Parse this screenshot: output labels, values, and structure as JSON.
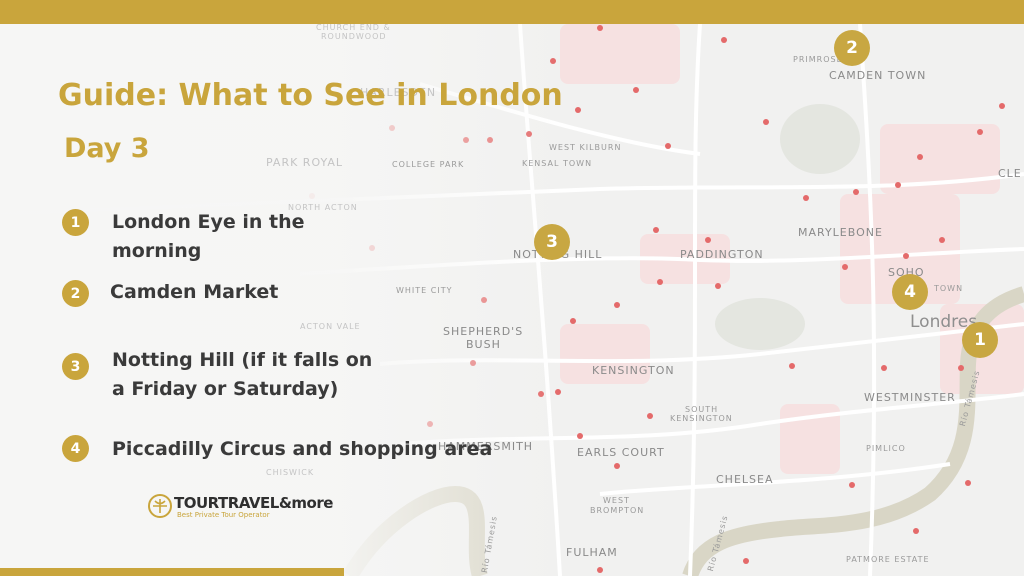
{
  "colors": {
    "accent": "#c9a53c",
    "map_bg": "#f3f3f2",
    "road": "#ffffff",
    "river": "#d8d6c9",
    "station": "#e05a5a"
  },
  "title": "Guide: What to See in London",
  "day": "Day 3",
  "itinerary": [
    {
      "num": "1",
      "text": "London Eye in the morning"
    },
    {
      "num": "2",
      "text": "Camden Market"
    },
    {
      "num": "3",
      "text": "Notting Hill (if it falls on a Friday or Saturday)"
    },
    {
      "num": "4",
      "text": "Piccadilly Circus and shopping area"
    }
  ],
  "map": {
    "labels": {
      "church_end": "CHURCH END &",
      "roundwood": "ROUNDWOOD",
      "harlesden": "HARLESDEN",
      "park_royal": "PARK ROYAL",
      "north_acton": "NORTH ACTON",
      "college_park": "COLLEGE PARK",
      "west_kilburn": "WEST KILBURN",
      "kensal_town": "KENSAL TOWN",
      "primrose": "PRIMROSE",
      "camden_town": "CAMDEN TOWN",
      "marylebone": "MARYLEBONE",
      "notting_hill": "NOTTING HILL",
      "paddington": "PADDINGTON",
      "white_city": "WHITE CITY",
      "acton_vale": "ACTON VALE",
      "shepherds": "SHEPHERD'S",
      "bush": "BUSH",
      "soho": "SOHO",
      "town": "TOWN",
      "londres": "Londres",
      "kensington": "KENSINGTON",
      "westminster": "WESTMINSTER",
      "south": "SOUTH",
      "south_kensington": "KENSINGTON",
      "hammersmith": "HAMMERSMITH",
      "earls_court": "EARLS COURT",
      "pimlico": "PIMLICO",
      "chelsea": "CHELSEA",
      "west": "WEST",
      "brompton": "BROMPTON",
      "fulham": "FULHAM",
      "patmore_estate": "PATMORE ESTATE",
      "cle": "CLE",
      "chiswick": "CHISWICK",
      "rio_tamesis_1": "Río Támesis",
      "rio_tamesis_2": "Río Támesis",
      "rio_tamesis_3": "Río Támesis"
    },
    "markers": [
      "1",
      "2",
      "3",
      "4"
    ]
  },
  "logo": {
    "main": "TOURTRAVEL&more",
    "tagline": "Best Private Tour Operator"
  }
}
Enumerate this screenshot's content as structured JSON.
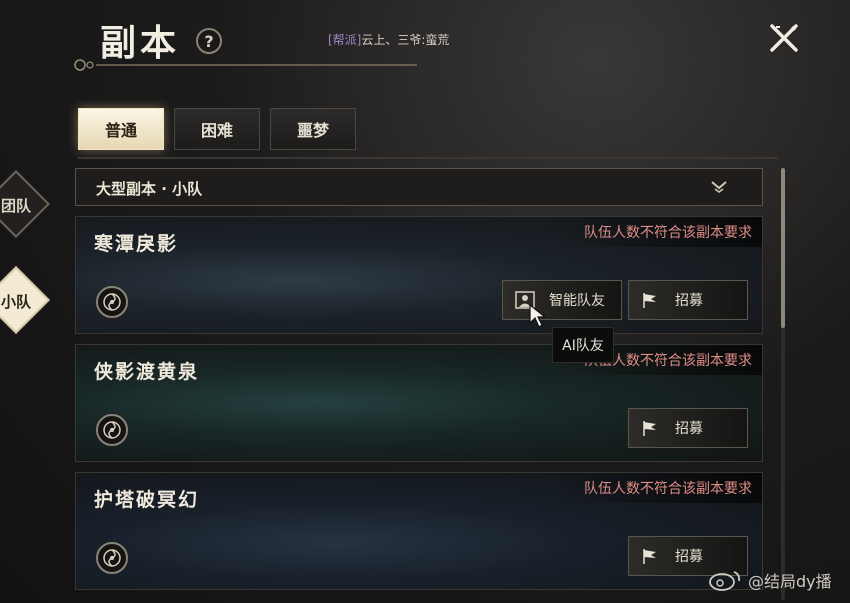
{
  "header": {
    "title": "副本",
    "help_label": "?",
    "guild_tag": "[帮派]",
    "guild_members": "云上、三爷:蛮荒"
  },
  "side_tabs": [
    {
      "label": "团队",
      "selected": false
    },
    {
      "label": "小队",
      "selected": true
    }
  ],
  "difficulty_tabs": [
    {
      "label": "普通",
      "selected": true
    },
    {
      "label": "困难",
      "selected": false
    },
    {
      "label": "噩梦",
      "selected": false
    }
  ],
  "dropdown": {
    "selected": "大型副本 · 小队"
  },
  "dungeons": [
    {
      "name": "寒潭戾影",
      "warning": "队伍人数不符合该副本要求",
      "ai_button": "智能队友",
      "recruit_button": "招募"
    },
    {
      "name": "侠影渡黄泉",
      "warning": "队伍人数不符合该副本要求",
      "recruit_button": "招募"
    },
    {
      "name": "护塔破冥幻",
      "warning": "队伍人数不符合该副本要求",
      "recruit_button": "招募"
    }
  ],
  "tooltip": {
    "text": "AI队友"
  },
  "watermark": {
    "text": "@结局dy播"
  },
  "colors": {
    "warning": "#e08c86",
    "guild_tag": "#9b87c9",
    "active_tab": "#f5ecd3"
  },
  "icons": [
    "help-icon",
    "close-icon",
    "chevron-down-icon",
    "swirl-icon",
    "ai-teammate-icon",
    "flag-icon",
    "cursor-icon",
    "weibo-icon"
  ]
}
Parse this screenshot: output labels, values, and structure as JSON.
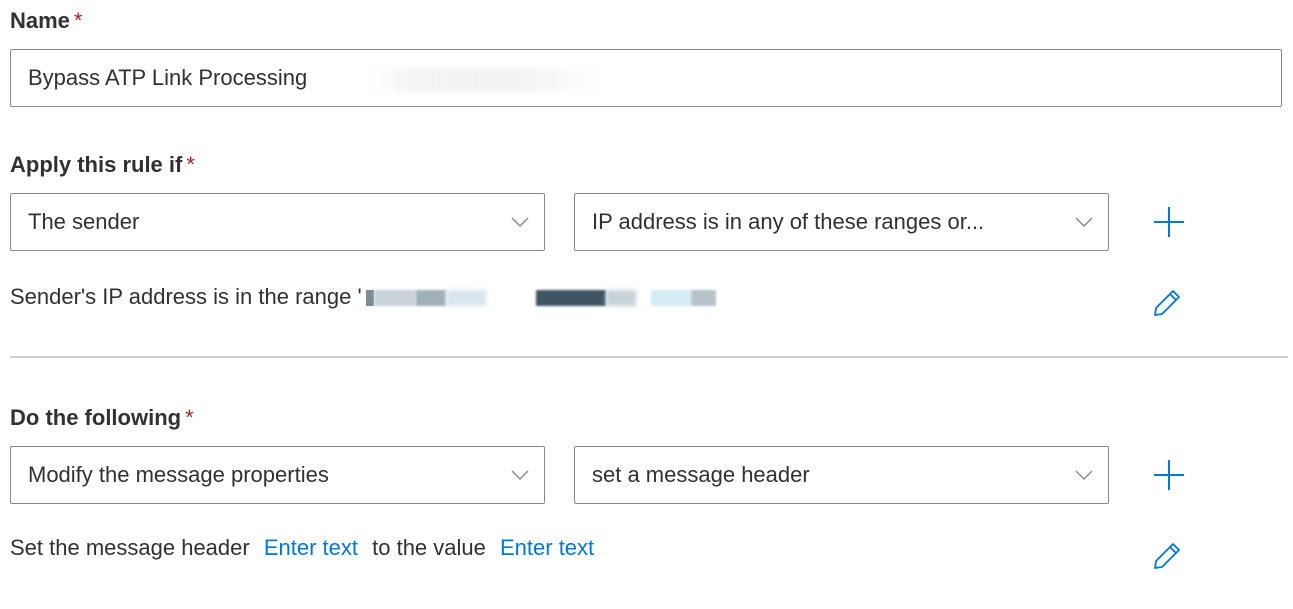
{
  "name_section": {
    "label": "Name",
    "required_marker": "*",
    "value": "Bypass ATP Link Processing"
  },
  "condition_section": {
    "label": "Apply this rule if",
    "required_marker": "*",
    "dropdown1_value": "The sender",
    "dropdown2_value": "IP address is in any of these ranges or...",
    "description": "Sender's IP address is in the range '"
  },
  "action_section": {
    "label": "Do the following",
    "required_marker": "*",
    "dropdown1_value": "Modify the message properties",
    "dropdown2_value": "set a message header",
    "desc_prefix": "Set the message header",
    "link1": "Enter text",
    "desc_middle": "to the value",
    "link2": "Enter text"
  },
  "icons": {
    "add": "plus-icon",
    "edit": "pencil-icon",
    "dropdown": "chevron-down-icon"
  },
  "colors": {
    "accent": "#0078d4",
    "required": "#a4262c",
    "border": "#8a8886",
    "divider": "#d2d0ce"
  }
}
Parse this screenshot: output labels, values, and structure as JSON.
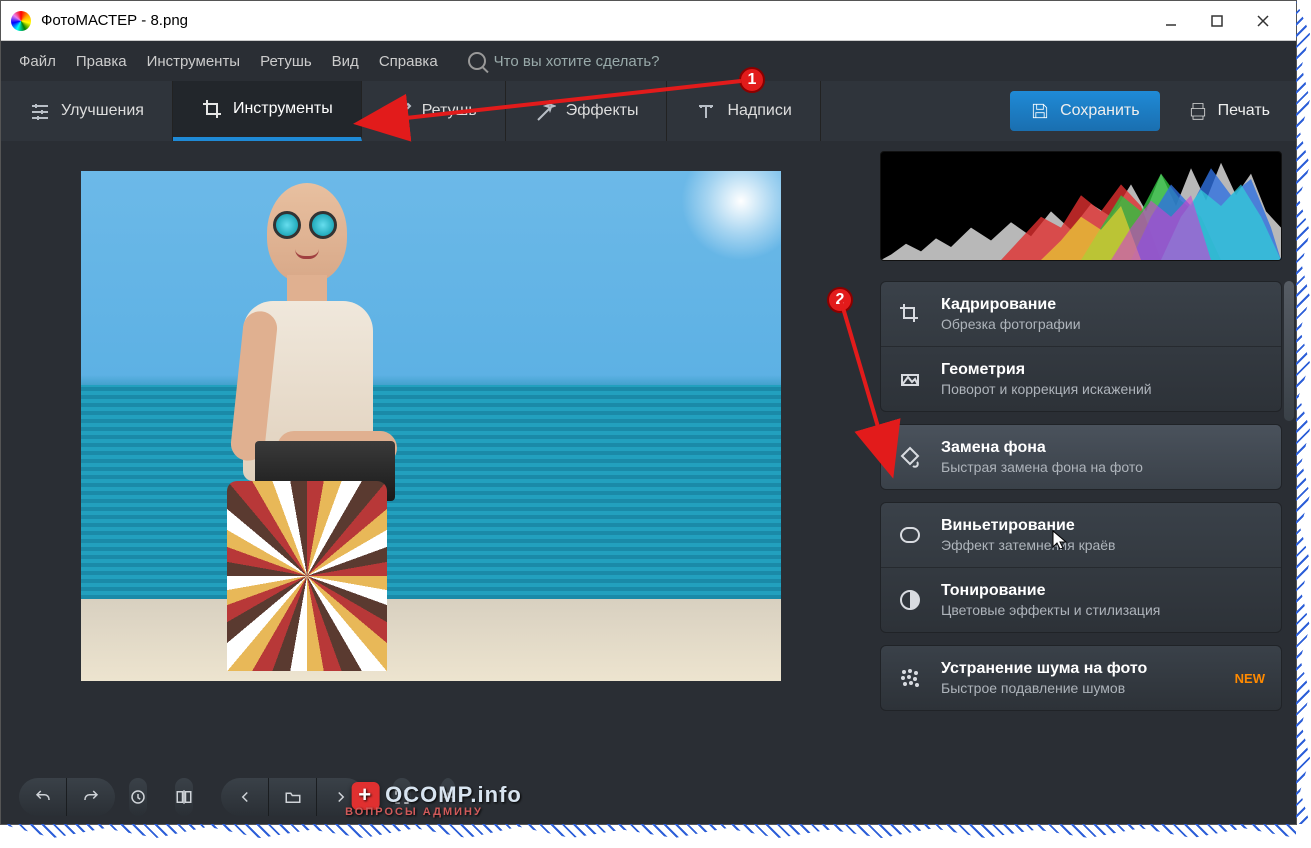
{
  "window": {
    "title": "ФотоМАСТЕР - 8.png"
  },
  "menu": {
    "file": "Файл",
    "edit": "Правка",
    "tools": "Инструменты",
    "retouch": "Ретушь",
    "view": "Вид",
    "help": "Справка",
    "search_placeholder": "Что вы хотите сделать?"
  },
  "tabs": {
    "enhance": "Улучшения",
    "tools": "Инструменты",
    "retouch": "Ретушь",
    "effects": "Эффекты",
    "captions": "Надписи"
  },
  "actions": {
    "save": "Сохранить",
    "print": "Печать"
  },
  "tools_panel": {
    "crop": {
      "title": "Кадрирование",
      "sub": "Обрезка фотографии"
    },
    "geometry": {
      "title": "Геометрия",
      "sub": "Поворот и коррекция искажений"
    },
    "replace_bg": {
      "title": "Замена фона",
      "sub": "Быстрая замена фона на фото"
    },
    "vignette": {
      "title": "Виньетирование",
      "sub": "Эффект затемнения краёв"
    },
    "toning": {
      "title": "Тонирование",
      "sub": "Цветовые эффекты и стилизация"
    },
    "denoise": {
      "title": "Устранение шума на фото",
      "sub": "Быстрое подавление шумов",
      "badge": "NEW"
    }
  },
  "annotations": {
    "step1": "1",
    "step2": "2"
  },
  "watermark": {
    "main": "OCOMP.info",
    "sub": "ВОПРОСЫ АДМИНУ"
  }
}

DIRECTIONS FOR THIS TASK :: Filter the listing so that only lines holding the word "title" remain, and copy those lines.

EXERCISE ANSWER ::
  "title": "Guide: What to See in London",
    "title": "副本",
    "title": "ФотоМАСТЕР - 8.png"
      "title": "Кадрирование",
      "title": "Геометрия",
      "title": "Замена фона",
      "title": "Виньетирование",
      "title": "Тонирование",
      "title": "Устранение шума на фото",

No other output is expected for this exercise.